Turkey bacon and pork bacon are both viable options for breakfast meats and both can be used in a variety of dishes. Pork bacon is the traditional option, with the turkey version being the more modern imitation of it. Choosing between the two – especially for BBQ purposes – will involve considering a range of factors, the most important of which we will consider below in another Fiery Flavors BBQ Showdown.
How do turkey bacon and pork bacon differ?
The big difference between turkey bacon and pork bacon has to do, obviously, with their respective sources. Turkey bacon is the cured and smoked meat from a turkey and the other the cured and smoked meat from a pig. The other significant difference has to do with their perceived health benefits and drawbacks. Turkey bacon is widely considered to be the healthier of the two options. Many people believe it to have much less fat and sodium when compared to pork bacon. While turkey bacon does have lower levels of unhealthy fats, it also has higher sodium. All things considered, there is little difference between the two in terms of actual health benefits.
Because turkey bacon is lower in fat than pork bacon, it has less flavor and is chewier. Because of the muted flavor, turkey bacon is not a good substitute for pork bacon in dishes where pork bacon is used to provide flavor. Because it does not get as crisp, it is not good for providing a bacon-like texture either.
Is it easier to smoke one than the other?
While there is little difference between cooking prepared turkey bacon and pork bacon, the process of making turkey bacon from scratch is much more complicated than the one for making pork bacon from scratch.

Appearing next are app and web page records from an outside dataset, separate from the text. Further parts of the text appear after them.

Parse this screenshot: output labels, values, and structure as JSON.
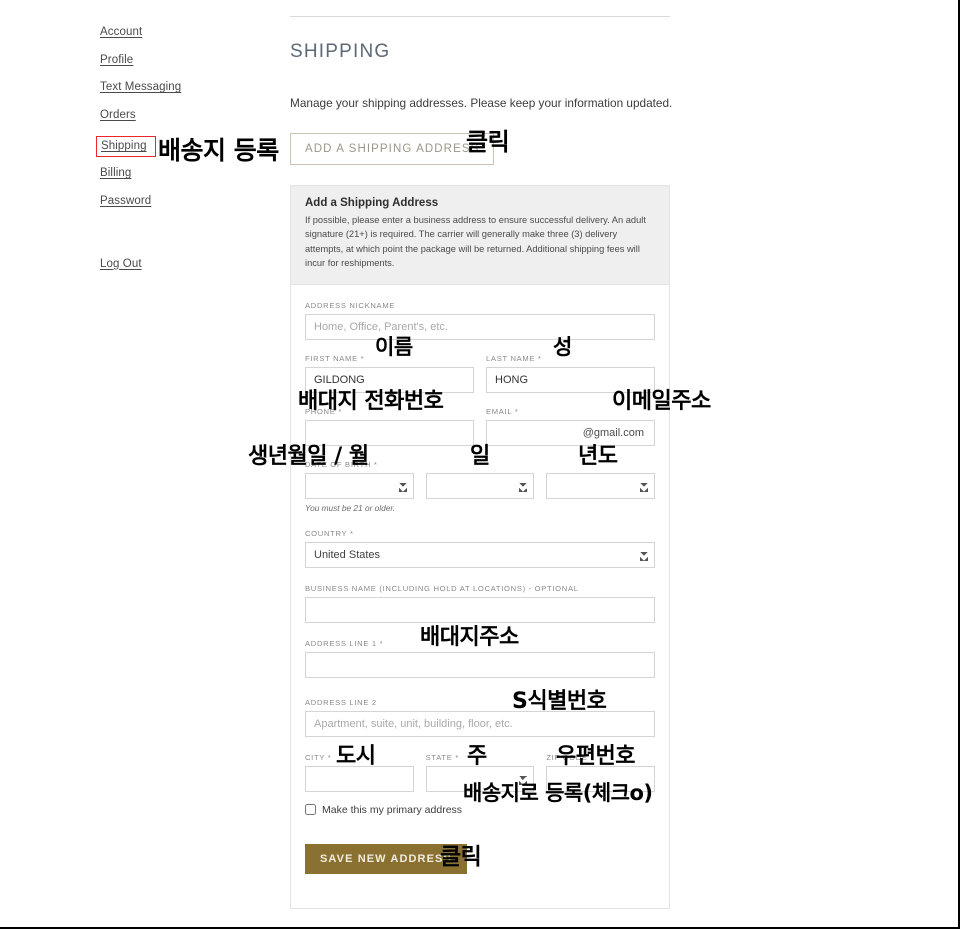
{
  "sidebar": {
    "items": [
      {
        "label": "Account",
        "name": "account"
      },
      {
        "label": "Profile",
        "name": "profile"
      },
      {
        "label": "Text Messaging",
        "name": "text-messaging"
      },
      {
        "label": "Orders",
        "name": "orders"
      },
      {
        "label": "Shipping",
        "name": "shipping"
      },
      {
        "label": "Billing",
        "name": "billing"
      },
      {
        "label": "Password",
        "name": "password"
      }
    ],
    "logout": "Log Out",
    "highlight_color": "#e8262c"
  },
  "main": {
    "title": "SHIPPING",
    "intro": "Manage your shipping addresses. Please keep your information updated.",
    "add_button": "ADD A SHIPPING ADDRESS"
  },
  "panel": {
    "heading": "Add a Shipping Address",
    "description": "If possible, please enter a business address to ensure successful delivery. An adult signature (21+) is required. The carrier will generally make three (3) delivery attempts, at which point the package will be returned. Additional shipping fees will incur for reshipments."
  },
  "form": {
    "nickname_label": "ADDRESS NICKNAME",
    "nickname_placeholder": "Home, Office, Parent's, etc.",
    "nickname_value": "",
    "first_name_label": "FIRST NAME *",
    "first_name_value": "GILDONG",
    "last_name_label": "LAST NAME *",
    "last_name_value": "HONG",
    "phone_label": "PHONE *",
    "phone_value": "",
    "email_label": "EMAIL *",
    "email_value": "@gmail.com",
    "dob_label": "DATE OF BIRTH *",
    "dob_month": "",
    "dob_day": "",
    "dob_year": "",
    "dob_hint": "You must be 21 or older.",
    "country_label": "COUNTRY *",
    "country_value": "United States",
    "business_label": "BUSINESS NAME (INCLUDING HOLD AT LOCATIONS) - OPTIONAL",
    "business_value": "",
    "address1_label": "ADDRESS LINE 1 *",
    "address1_value": "",
    "address2_label": "ADDRESS LINE 2",
    "address2_placeholder": "Apartment, suite, unit, building, floor, etc.",
    "address2_value": "",
    "city_label": "CITY *",
    "city_value": "",
    "state_label": "STATE *",
    "state_value": "",
    "zip_label": "ZIP CODE *",
    "zip_value": "",
    "primary_checkbox_label": "Make this my primary address",
    "primary_checked": false,
    "save_button": "SAVE NEW ADDRESS",
    "save_button_color": "#8a7132"
  },
  "annotations": {
    "shipping_nav": "배송지 등록",
    "add_button": "클릭",
    "first_name": "이름",
    "last_name": "성",
    "phone": "배대지 전화번호",
    "email": "이메일주소",
    "dob": "생년월일 / 월",
    "dob_day": "일",
    "dob_year": "년도",
    "address1": "배대지주소",
    "address2": "S식별번호",
    "city": "도시",
    "state": "주",
    "zip": "우편번호",
    "primary": "배송지로 등록(체크o)",
    "save": "클릭"
  }
}
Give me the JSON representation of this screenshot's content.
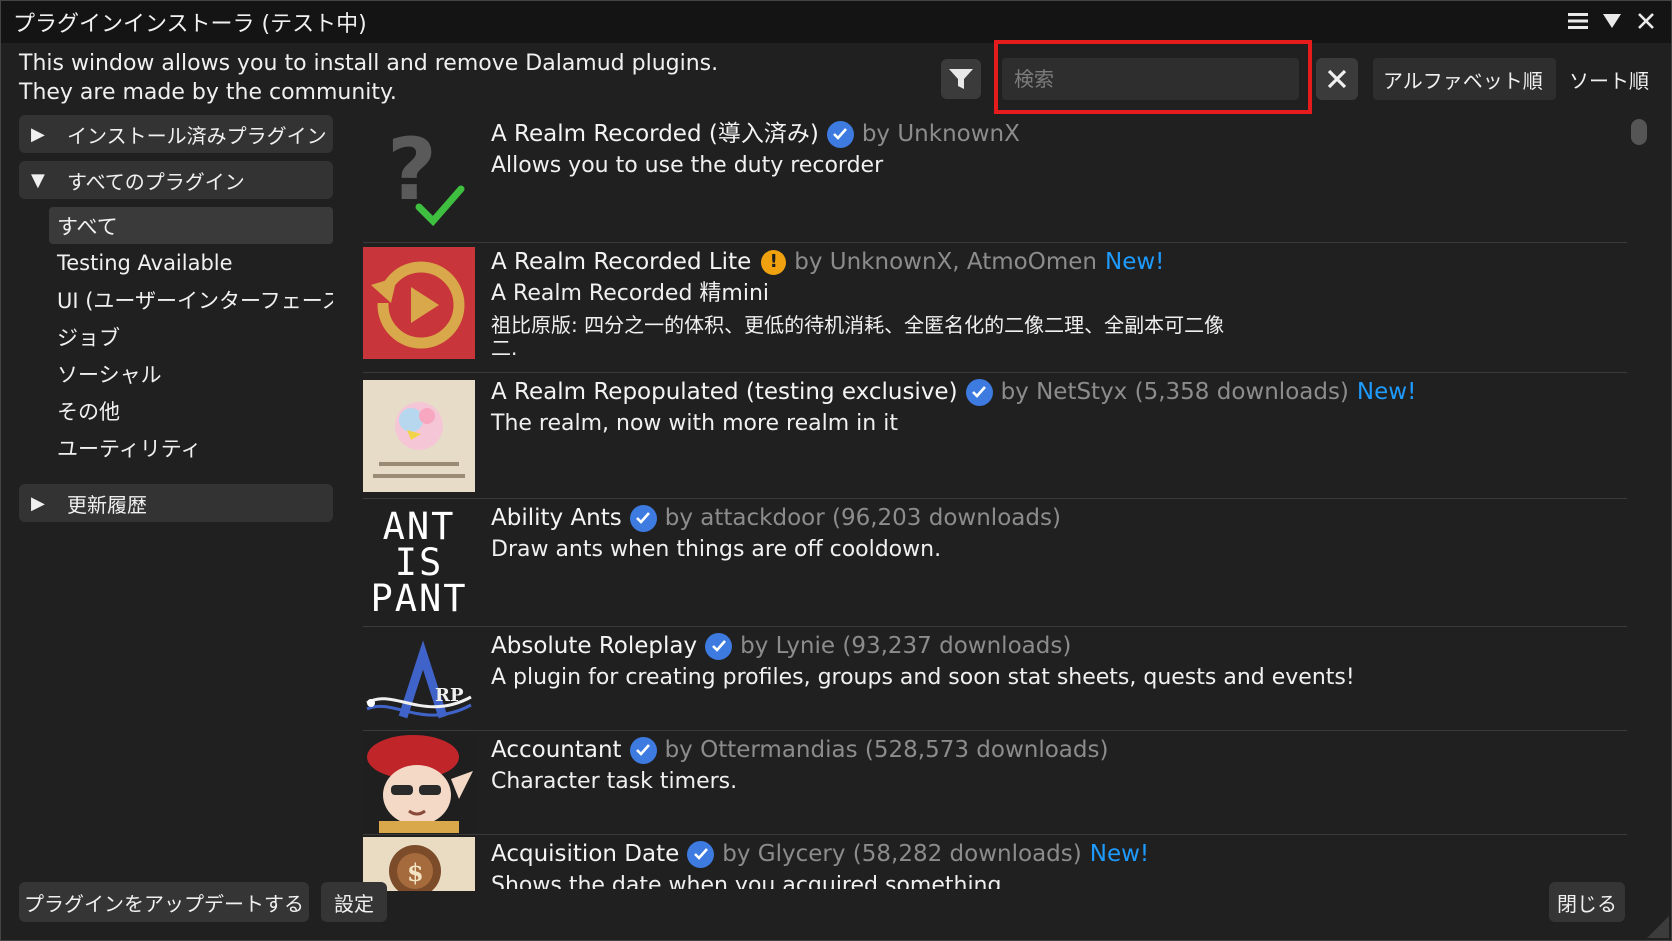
{
  "window": {
    "title": "プラグインインストーラ (テスト中)"
  },
  "header": {
    "intro_line1": "This window allows you to install and remove Dalamud plugins.",
    "intro_line2": "They are made by the community.",
    "search_placeholder": "検索",
    "sort_value": "アルファベット順",
    "sort_label": "ソート順"
  },
  "sidebar": {
    "installed_label": "インストール済みプラグイン",
    "all_label": "すべてのプラグイン",
    "categories": [
      "すべて",
      "Testing Available",
      "UI (ユーザーインターフェース)",
      "ジョブ",
      "ソーシャル",
      "その他",
      "ユーティリティ"
    ],
    "selected_category": "すべて",
    "changelog_label": "更新履歴"
  },
  "plugins": [
    {
      "name": "A Realm Recorded (導入済み)",
      "badge": "verified",
      "author": "by UnknownX",
      "new": "",
      "desc": "Allows you to use the duty recorder",
      "desc2": "",
      "desc3": ""
    },
    {
      "name": "A Realm Recorded Lite",
      "badge": "warning",
      "author": "by UnknownX, AtmoOmen",
      "new": "New!",
      "desc": "A Realm Recorded 精mini",
      "desc2": "祖比原版: 四分之一的体积、更低的待机消耗、全匿名化的二像二理、全副本可二像",
      "desc3": "二."
    },
    {
      "name": "A Realm Repopulated (testing exclusive)",
      "badge": "verified",
      "author": "by NetStyx (5,358 downloads)",
      "new": "New!",
      "desc": "The realm, now with more realm in it",
      "desc2": "",
      "desc3": ""
    },
    {
      "name": "Ability Ants",
      "badge": "verified",
      "author": "by attackdoor (96,203 downloads)",
      "new": "",
      "desc": "Draw ants when things are off cooldown.",
      "desc2": "",
      "desc3": ""
    },
    {
      "name": "Absolute Roleplay",
      "badge": "verified",
      "author": "by Lynie (93,237 downloads)",
      "new": "",
      "desc": "A plugin for creating profiles, groups and soon stat sheets, quests and events!",
      "desc2": "",
      "desc3": ""
    },
    {
      "name": "Accountant",
      "badge": "verified",
      "author": "by Ottermandias (528,573 downloads)",
      "new": "",
      "desc": "Character task timers.",
      "desc2": "",
      "desc3": ""
    },
    {
      "name": "Acquisition Date",
      "badge": "verified",
      "author": "by Glycery (58,282 downloads)",
      "new": "New!",
      "desc": "Shows the date when you acquired something",
      "desc2": "",
      "desc3": ""
    }
  ],
  "icons": {
    "plugin1": "question-check-icon",
    "plugin2": "replay-circle-icon",
    "plugin3": "chocobo-art-icon",
    "plugin4": "ant-is-pant-text-icon",
    "plugin5": "arp-logo-icon",
    "plugin6": "red-hat-character-icon",
    "plugin7": "coin-bag-icon"
  },
  "icon_texts": {
    "ants_line1": "ANT",
    "ants_line2": "IS",
    "ants_line3": "PANT",
    "arp": "RP"
  },
  "footer": {
    "update_button": "プラグインをアップデートする",
    "settings_button": "設定",
    "close_button": "閉じる"
  },
  "colors": {
    "accent_new": "#1e9bff",
    "verified": "#3d7be0",
    "warning": "#f0a10f",
    "highlight": "#e61b1b"
  }
}
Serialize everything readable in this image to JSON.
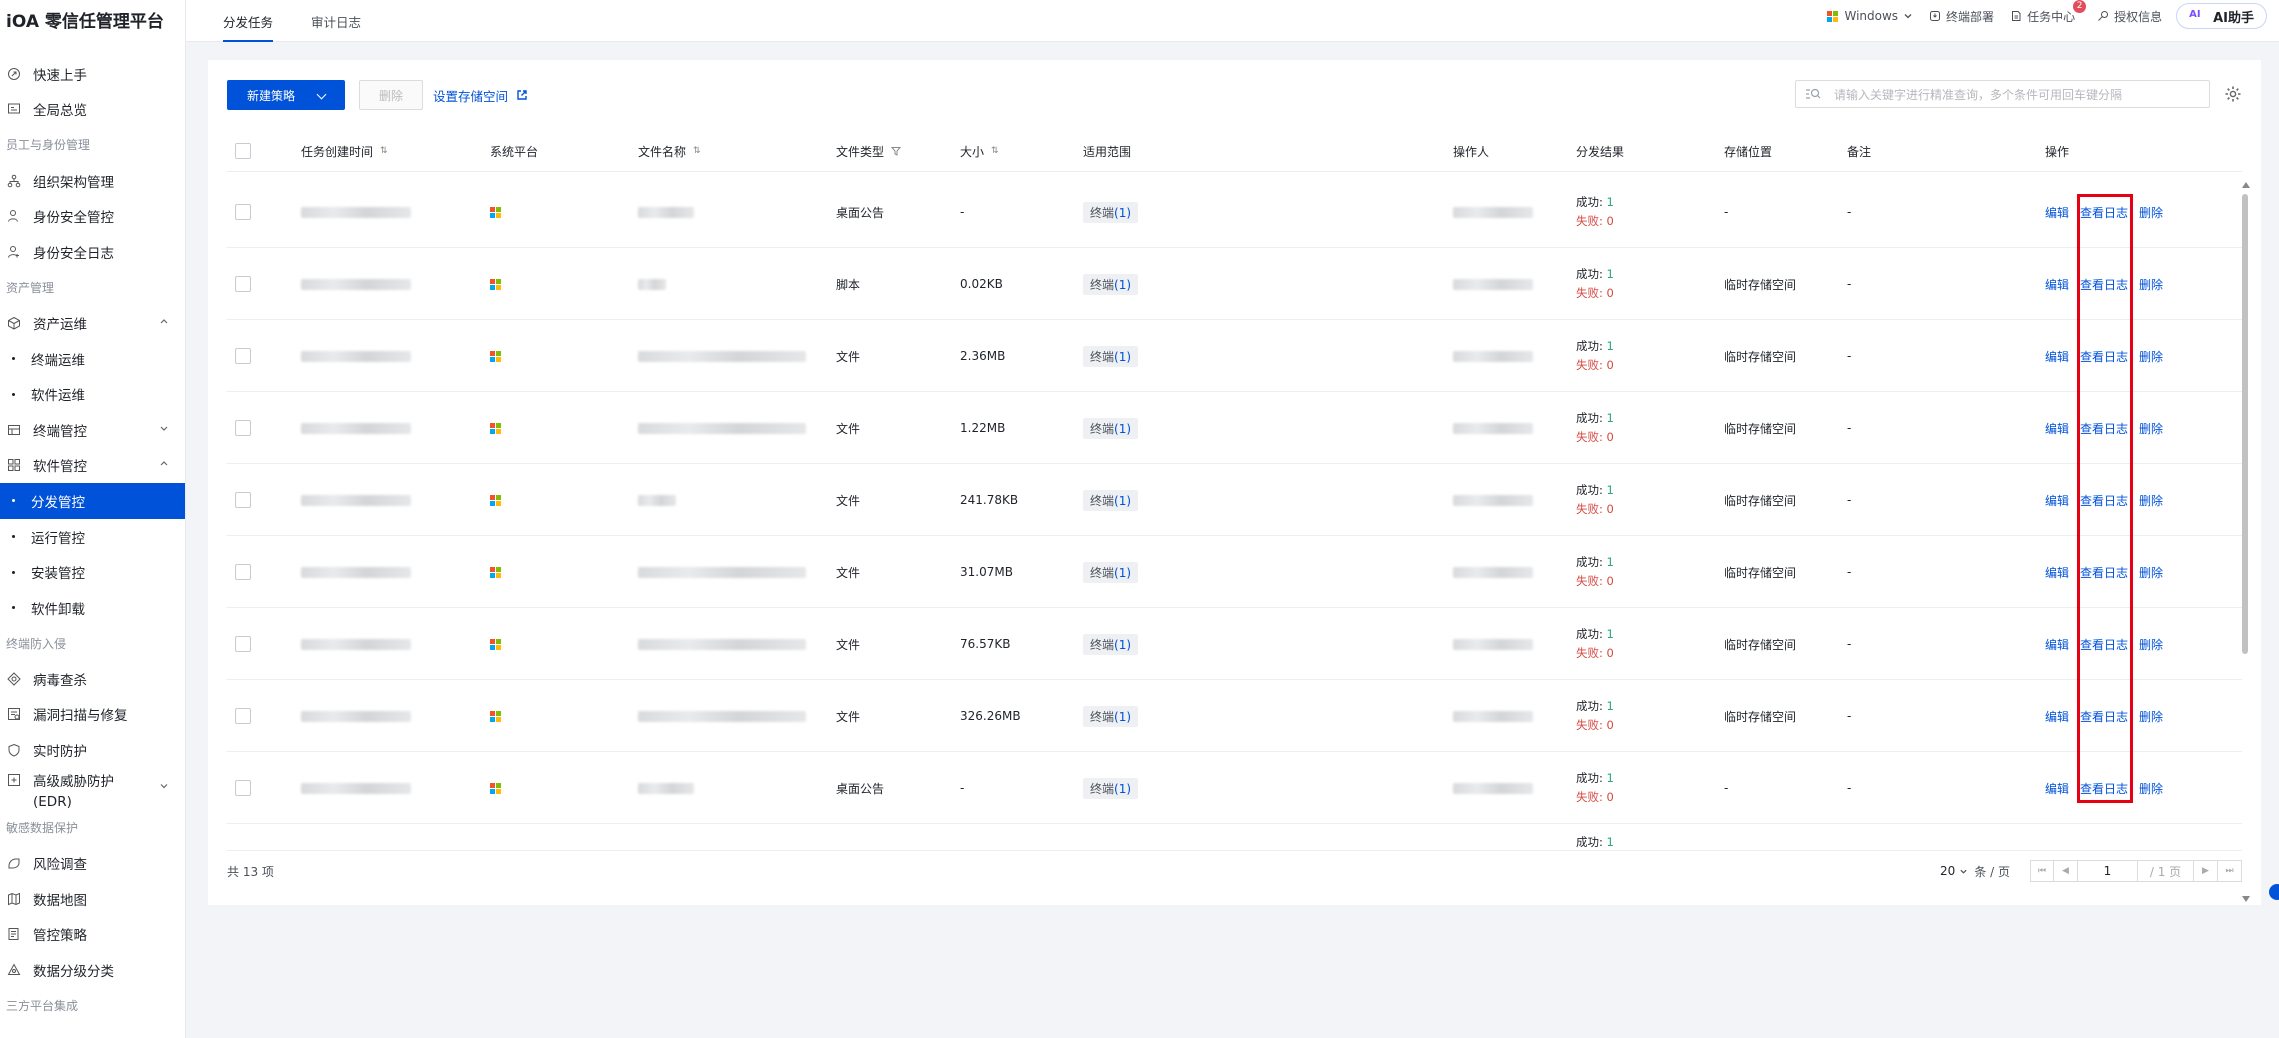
{
  "app": {
    "title": "iOA 零信任管理平台"
  },
  "sidebar": {
    "items": [
      {
        "type": "item",
        "label": "快速上手",
        "icon": "rocket-icon"
      },
      {
        "type": "item",
        "label": "全局总览",
        "icon": "dashboard-icon"
      },
      {
        "type": "group",
        "label": "员工与身份管理"
      },
      {
        "type": "item",
        "label": "组织架构管理",
        "icon": "org-icon"
      },
      {
        "type": "item",
        "label": "身份安全管控",
        "icon": "user-shield-icon"
      },
      {
        "type": "item",
        "label": "身份安全日志",
        "icon": "user-log-icon"
      },
      {
        "type": "group",
        "label": "资产管理"
      },
      {
        "type": "item",
        "label": "资产运维",
        "icon": "cube-icon",
        "chevron": "up"
      },
      {
        "type": "sub",
        "label": "终端运维"
      },
      {
        "type": "sub",
        "label": "软件运维"
      },
      {
        "type": "item",
        "label": "终端管控",
        "icon": "terminal-icon",
        "chevron": "down"
      },
      {
        "type": "item",
        "label": "软件管控",
        "icon": "apps-icon",
        "chevron": "up"
      },
      {
        "type": "sub",
        "label": "分发管控",
        "active": true
      },
      {
        "type": "sub",
        "label": "运行管控"
      },
      {
        "type": "sub",
        "label": "安装管控"
      },
      {
        "type": "sub",
        "label": "软件卸载"
      },
      {
        "type": "group",
        "label": "终端防入侵"
      },
      {
        "type": "item",
        "label": "病毒查杀",
        "icon": "virus-icon"
      },
      {
        "type": "item",
        "label": "漏洞扫描与修复",
        "icon": "scan-icon"
      },
      {
        "type": "item",
        "label": "实时防护",
        "icon": "shield-icon"
      },
      {
        "type": "item",
        "label": "高级威胁防护\n(EDR)",
        "icon": "threat-icon",
        "chevron": "down",
        "tall": true
      },
      {
        "type": "group",
        "label": "敏感数据保护"
      },
      {
        "type": "item",
        "label": "风险调查",
        "icon": "risk-icon"
      },
      {
        "type": "item",
        "label": "数据地图",
        "icon": "map-icon"
      },
      {
        "type": "item",
        "label": "管控策略",
        "icon": "policy-icon"
      },
      {
        "type": "item",
        "label": "数据分级分类",
        "icon": "classify-icon"
      },
      {
        "type": "group",
        "label": "三方平台集成"
      }
    ]
  },
  "header": {
    "tabs": [
      {
        "label": "分发任务",
        "active": true
      },
      {
        "label": "审计日志",
        "active": false
      }
    ],
    "platform": "Windows",
    "deploy": "终端部署",
    "task_center": "任务中心",
    "task_badge": "2",
    "license": "授权信息",
    "ai": "AI助手"
  },
  "toolbar": {
    "new_policy": "新建策略",
    "delete": "删除",
    "storage_link": "设置存储空间",
    "search_placeholder": "请输入关键字进行精准查询，多个条件可用回车键分隔"
  },
  "table": {
    "columns": {
      "created": "任务创建时间",
      "platform": "系统平台",
      "filename": "文件名称",
      "filetype": "文件类型",
      "size": "大小",
      "scope": "适用范围",
      "operator": "操作人",
      "result": "分发结果",
      "storage": "存储位置",
      "note": "备注",
      "ops": "操作"
    },
    "rows": [
      {
        "type": "桌面公告",
        "size": "-",
        "scope": "终端(1)",
        "ok_label": "成功:",
        "ok": "1",
        "fail_label": "失败:",
        "fail": "0",
        "storage": "-",
        "note": "-",
        "name_w": 56
      },
      {
        "type": "脚本",
        "size": "0.02KB",
        "scope": "终端(1)",
        "ok_label": "成功:",
        "ok": "1",
        "fail_label": "失败:",
        "fail": "0",
        "storage": "临时存储空间",
        "note": "-",
        "name_w": 28
      },
      {
        "type": "文件",
        "size": "2.36MB",
        "scope": "终端(1)",
        "ok_label": "成功:",
        "ok": "1",
        "fail_label": "失败:",
        "fail": "0",
        "storage": "临时存储空间",
        "note": "-",
        "name_w": 168
      },
      {
        "type": "文件",
        "size": "1.22MB",
        "scope": "终端(1)",
        "ok_label": "成功:",
        "ok": "1",
        "fail_label": "失败:",
        "fail": "0",
        "storage": "临时存储空间",
        "note": "-",
        "name_w": 168
      },
      {
        "type": "文件",
        "size": "241.78KB",
        "scope": "终端(1)",
        "ok_label": "成功:",
        "ok": "1",
        "fail_label": "失败:",
        "fail": "0",
        "storage": "临时存储空间",
        "note": "-",
        "name_w": 38
      },
      {
        "type": "文件",
        "size": "31.07MB",
        "scope": "终端(1)",
        "ok_label": "成功:",
        "ok": "1",
        "fail_label": "失败:",
        "fail": "0",
        "storage": "临时存储空间",
        "note": "-",
        "name_w": 168
      },
      {
        "type": "文件",
        "size": "76.57KB",
        "scope": "终端(1)",
        "ok_label": "成功:",
        "ok": "1",
        "fail_label": "失败:",
        "fail": "0",
        "storage": "临时存储空间",
        "note": "-",
        "name_w": 168
      },
      {
        "type": "文件",
        "size": "326.26MB",
        "scope": "终端(1)",
        "ok_label": "成功:",
        "ok": "1",
        "fail_label": "失败:",
        "fail": "0",
        "storage": "临时存储空间",
        "note": "-",
        "name_w": 168
      },
      {
        "type": "桌面公告",
        "size": "-",
        "scope": "终端(1)",
        "ok_label": "成功:",
        "ok": "1",
        "fail_label": "失败:",
        "fail": "0",
        "storage": "-",
        "note": "-",
        "name_w": 56
      },
      {
        "type": "",
        "size": "",
        "scope": "",
        "ok_label": "成功:",
        "ok": "1",
        "fail_label": "",
        "fail": "",
        "storage": "",
        "note": "",
        "name_w": 0,
        "partial": true
      }
    ],
    "ops": {
      "edit": "编辑",
      "view_log": "查看日志",
      "delete": "删除"
    }
  },
  "footer": {
    "total": "共 13 项",
    "page_size": "20",
    "page_size_unit": "条 / 页",
    "current_page": "1",
    "total_pages": "/ 1 页"
  },
  "colors": {
    "primary": "#0052d9",
    "success": "#2ba471",
    "danger": "#d54941",
    "highlight": "#e60012"
  }
}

To make pork bacon, you start with a piece of pork belly that you will cure using curing salt. After that initial step, you should smoke your pork belly. Once your pork belly comes out of the smoker, it is officially bacon. You can slice it into strips and fry it. With turkey bacon, you will need to complete a few additional steps. First, you will want to use only the thighs of the bird. No other part of the turkey will provide you with enough meat and enough fat to reasonably replicate bacon. After curing and smoking your turkey thighs, you will remove the meat from the bone and grind it. You must then place the ground meat on sheets of plastic wrap and form it into a log. Compress and flatten your log and then chill it. You can then slice the chilled log to get an approximation of pork bacon.
Is one more expensive than the other?
Turkey bacon is generally much less expensive when compared to pork bacon. In some cases, turkey bacon sells for around half the cost of an equivalent amount of pork bacon. Note that turkey bacon is most commonly sold in 12-ounce packages, while pork bacon is usually sold in 16-ounce packages.
When should you use turkey bacon and when should you use pork bacon?
Use turkey bacon in cases where the need to have a healthy dish exceeds the need to have a true bacon flavor and texture. In fact, you should avoid drawing attention to its shortcomings by not using it as a bacon substitute at all for most traditional barbecue meals.
Use pork bacon in dishes where its rich flavor and fattiness will be an asset. It is the best option in cases where its flavor and texture are key to the success of the dish. You’ll notice the difference in richly flavored barbecue recipes.